Look through the material below. Copy each line that contains the string "this".
****************
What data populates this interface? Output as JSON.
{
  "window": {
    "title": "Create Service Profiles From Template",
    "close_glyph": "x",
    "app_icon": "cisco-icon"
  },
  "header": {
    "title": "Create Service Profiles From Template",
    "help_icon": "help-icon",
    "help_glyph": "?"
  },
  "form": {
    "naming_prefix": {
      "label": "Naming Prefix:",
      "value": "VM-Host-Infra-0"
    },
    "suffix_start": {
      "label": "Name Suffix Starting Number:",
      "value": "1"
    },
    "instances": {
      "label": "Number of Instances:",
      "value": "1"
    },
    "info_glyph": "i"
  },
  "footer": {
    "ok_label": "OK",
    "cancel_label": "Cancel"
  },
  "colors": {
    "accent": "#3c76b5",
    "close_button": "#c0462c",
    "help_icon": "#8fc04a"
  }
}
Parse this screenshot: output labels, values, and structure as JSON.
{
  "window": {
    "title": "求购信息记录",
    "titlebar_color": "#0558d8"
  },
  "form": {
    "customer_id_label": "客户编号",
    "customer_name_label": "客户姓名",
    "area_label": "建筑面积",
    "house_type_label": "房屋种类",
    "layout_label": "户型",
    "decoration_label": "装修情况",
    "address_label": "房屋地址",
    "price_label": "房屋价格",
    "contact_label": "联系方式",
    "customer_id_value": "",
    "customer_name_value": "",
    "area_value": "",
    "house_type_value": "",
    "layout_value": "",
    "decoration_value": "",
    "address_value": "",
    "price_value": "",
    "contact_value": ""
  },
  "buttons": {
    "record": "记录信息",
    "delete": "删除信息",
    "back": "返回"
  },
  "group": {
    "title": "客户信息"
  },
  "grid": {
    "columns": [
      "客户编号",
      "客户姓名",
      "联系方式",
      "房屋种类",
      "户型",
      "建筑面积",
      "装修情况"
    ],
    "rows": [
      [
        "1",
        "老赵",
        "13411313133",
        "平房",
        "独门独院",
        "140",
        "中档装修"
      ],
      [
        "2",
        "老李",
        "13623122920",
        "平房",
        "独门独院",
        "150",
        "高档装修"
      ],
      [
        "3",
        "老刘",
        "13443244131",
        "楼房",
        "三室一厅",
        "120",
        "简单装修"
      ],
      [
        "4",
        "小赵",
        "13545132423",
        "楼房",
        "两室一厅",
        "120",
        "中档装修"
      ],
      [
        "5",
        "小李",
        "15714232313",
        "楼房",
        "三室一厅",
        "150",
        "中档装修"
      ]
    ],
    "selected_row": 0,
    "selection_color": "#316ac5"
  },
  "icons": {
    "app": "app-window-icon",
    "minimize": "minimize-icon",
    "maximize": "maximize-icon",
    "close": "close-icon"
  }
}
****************
Solution to the problem ->
What data populates this interface? Output as JSON.
Parse this screenshot: output labels, values, and structure as JSON.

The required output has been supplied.